If BORN FREE was the last film shown, then the last four programmes on this programme card can’t have been shown.

David Rayner
David Rayner commented about Plaza Cinema on Mar 4, 2016 at 2:57 pm

Added to photos, two pages from the Plaza programme booklet for August, 1963.

David Rayner
David Rayner commented about Alhambra Picture House on Mar 4, 2016 at 2:52 pm

Added to photos, two pages from the Alhambra programme booklet for September, 1962.

David Rayner
David Rayner commented about Two pages from the Alhambra programme booklet for September, 1962. on Mar 4, 2016 at 2:51 pm

Two pages from the Alhambra programme booklet for September, 1962.

David Rayner
David Rayner commented about Broadway Cinema on Mar 3, 2016 at 3:45 pm

Scan of the March, 1958, programme card added to photos.

David Rayner
David Rayner commented about Roxy Cinema on Mar 3, 2016 at 9:48 am

The Chief Projectionist at the Roxy when it closed on Saturday, November 23rd,1957, was Jimmy Stockton and he had already applied to become chief at Focus, Longton, Stoke on Trent, the job to start on Monday, November 25th. The odd thing was that the last film that Jimmy ran at the Roxy was the X certificate horror opus “The Creature Walks Among Us”, which played a week at the Roxy and which Jimmy would run again for a week at the Focus, commencing on Monday, December 2nd, 1957. It seems that the creature followed him from the Roxy to the Focus and that it may well have been the same copy of the film on both occasions.

David Rayner
David Rayner commented about Plaza Cinema on Mar 3, 2016 at 9:14 am

A COUPLE OF ANECDOTES ABOUT MY TIME AT THE PLAZA.

I remember when we were halfway through showing ‘Spartacus’ on the last run on a Saturday night in July, 1963, the navy blue Thames Trader lorry of The Potteries Transport and Cinema Supply Company arrived early at about 9 pm when there was still over an hour of the film left to run.

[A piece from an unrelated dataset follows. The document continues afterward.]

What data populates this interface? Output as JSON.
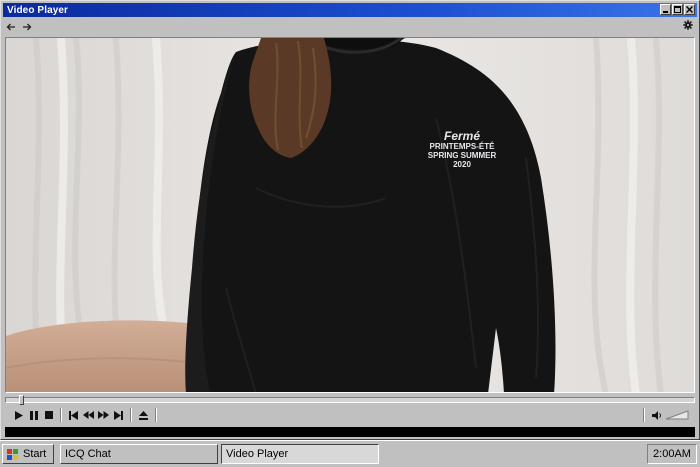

The driver parked up his lorry and went inside to see the last part of the film. Eight reels had already been run and packed off into an unusually large eight reel transit case and I thought I would do the driver a favour by taking the case down the steps and putting it on the back of the wagon. Well, I dragged it downstairs, one step at a time and eventually reached the car park and dragged it an inch at a time towards the wagon. I dropped the side gate of the wagon and, puffing, panting and straining and using all my strength, tried in vain to lift it onto the wagon. Just then, there was a shout from the open window of the manager’s office. “OI!”, shouted Benny Norcott, “PUT THAT DOWN! YOU’RE AN OPERATOR, NOT A TRANSPORT DRIVER! IT’S HIS JOB TO LOAD THAT ON THE WAGON, NOT YOURS. IF YOU INJURED YOURSELF, YOU COULDN’T CLAIM A DAMN THING!” I dropped the case on the ground and it landed with such force that it made a three inch dent in the asphalt of the car park and I never did anything that daft again.

I remember back in 1968 that we were showing the X certificate film ‘Witchfinder General‘ and, ten minutes before I was due to start the film I was standing by the pay box with the manager, Benny Norcott, when this young lad came in. “You’re not coming in to see this!”, Benny told him. “Well, I’m over 16”, said the boy. “You haven’t seen 13, let alone 16”, Benny told him. “Well, they let me in to see it at the ABC, Hanley”, said the boy. “Well, you’re not seeing at the Plaza, Fenton!”, said Benny. “Now get!” and the boy got!